Burke Quinlan, E. et al. Neural function, injury, and stroke subtype predict treatment gains after stroke. Ann Neurol. 77, 132–145 (2015).
Cassidy, J. M., Tran, G., Quinlan, E. B. & Cramer, S. C. Neuroimaging Identifies Patients Most Likely to Respond to a Restorative Stroke Therapy. Stroke 49, 433–438 (2018).
T.F., D.R.D., B.R., S.E.B., and D.T.S. received grant funding for the clinical trial from the Canadian Institutes for Health Research (CIHR MOP119547) and Heart and Stroke Foundation (HSF 000421). T.K.L. received funding from the Canadian Partnership for Stroke Recovery, Rehabilitation Sciences Institute, and Ontario Graduate Scholarship.
The authors declare no competing interests.
Publisher's note: Springer Nature remains neutral with regard to jurisdictional claims in published maps and institutional affiliations.
Electronic supplementary material
About this article
Cite this article
Lam, T.K., Binns, M.A., Honjo, K. et al. Variability in stroke motor outcome is explained by structural and functional integrity of the motor system. Sci Rep 8, 9480 (2018). https://doi.org/10.1038/s41598-018-27541-8
Strengthened structure–function relationships of the corticospinal tract by free water correction after stroke
Brain Communications (2021)
Early Thrombectomy Protects the Internal Capsule in Patients With Proximal Middle Cerebral Artery Occlusion

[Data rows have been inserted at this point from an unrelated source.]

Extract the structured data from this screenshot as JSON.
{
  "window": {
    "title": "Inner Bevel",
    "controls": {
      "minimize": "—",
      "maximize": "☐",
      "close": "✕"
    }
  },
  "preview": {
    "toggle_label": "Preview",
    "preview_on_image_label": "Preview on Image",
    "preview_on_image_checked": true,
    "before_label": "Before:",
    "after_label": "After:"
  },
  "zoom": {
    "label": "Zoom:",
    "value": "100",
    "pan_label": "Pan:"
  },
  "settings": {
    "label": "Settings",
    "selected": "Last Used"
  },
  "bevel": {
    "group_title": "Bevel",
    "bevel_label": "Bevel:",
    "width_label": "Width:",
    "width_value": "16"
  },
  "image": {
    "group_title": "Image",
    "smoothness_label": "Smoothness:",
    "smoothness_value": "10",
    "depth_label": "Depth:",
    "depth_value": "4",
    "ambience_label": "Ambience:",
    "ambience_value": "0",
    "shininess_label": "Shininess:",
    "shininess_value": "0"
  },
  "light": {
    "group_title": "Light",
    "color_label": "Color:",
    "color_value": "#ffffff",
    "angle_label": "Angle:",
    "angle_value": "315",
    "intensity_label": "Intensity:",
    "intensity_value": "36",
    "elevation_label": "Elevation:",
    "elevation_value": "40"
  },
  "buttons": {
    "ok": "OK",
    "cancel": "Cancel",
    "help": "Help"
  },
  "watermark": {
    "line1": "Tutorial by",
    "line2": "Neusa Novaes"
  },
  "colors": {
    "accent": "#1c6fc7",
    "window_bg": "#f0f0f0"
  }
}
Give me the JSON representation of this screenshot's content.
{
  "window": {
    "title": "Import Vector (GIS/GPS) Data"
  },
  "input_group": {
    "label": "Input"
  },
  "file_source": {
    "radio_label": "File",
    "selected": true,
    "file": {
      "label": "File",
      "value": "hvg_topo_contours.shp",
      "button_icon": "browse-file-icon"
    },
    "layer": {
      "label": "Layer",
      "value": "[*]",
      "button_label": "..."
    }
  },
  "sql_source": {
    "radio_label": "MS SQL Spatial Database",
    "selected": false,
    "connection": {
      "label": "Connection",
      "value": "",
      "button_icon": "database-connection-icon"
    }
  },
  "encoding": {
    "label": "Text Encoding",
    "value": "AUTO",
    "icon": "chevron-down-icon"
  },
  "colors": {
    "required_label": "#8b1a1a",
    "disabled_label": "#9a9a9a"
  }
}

Canadian Journal of Neurological Sciences / Journal Canadien des Sciences Neurologiques (2020)
International Journal of Stroke (2020)
Corticospinal Tract Injury Estimated From Acute Stroke Imaging Predicts Upper Extremity Motor Recovery After Stroke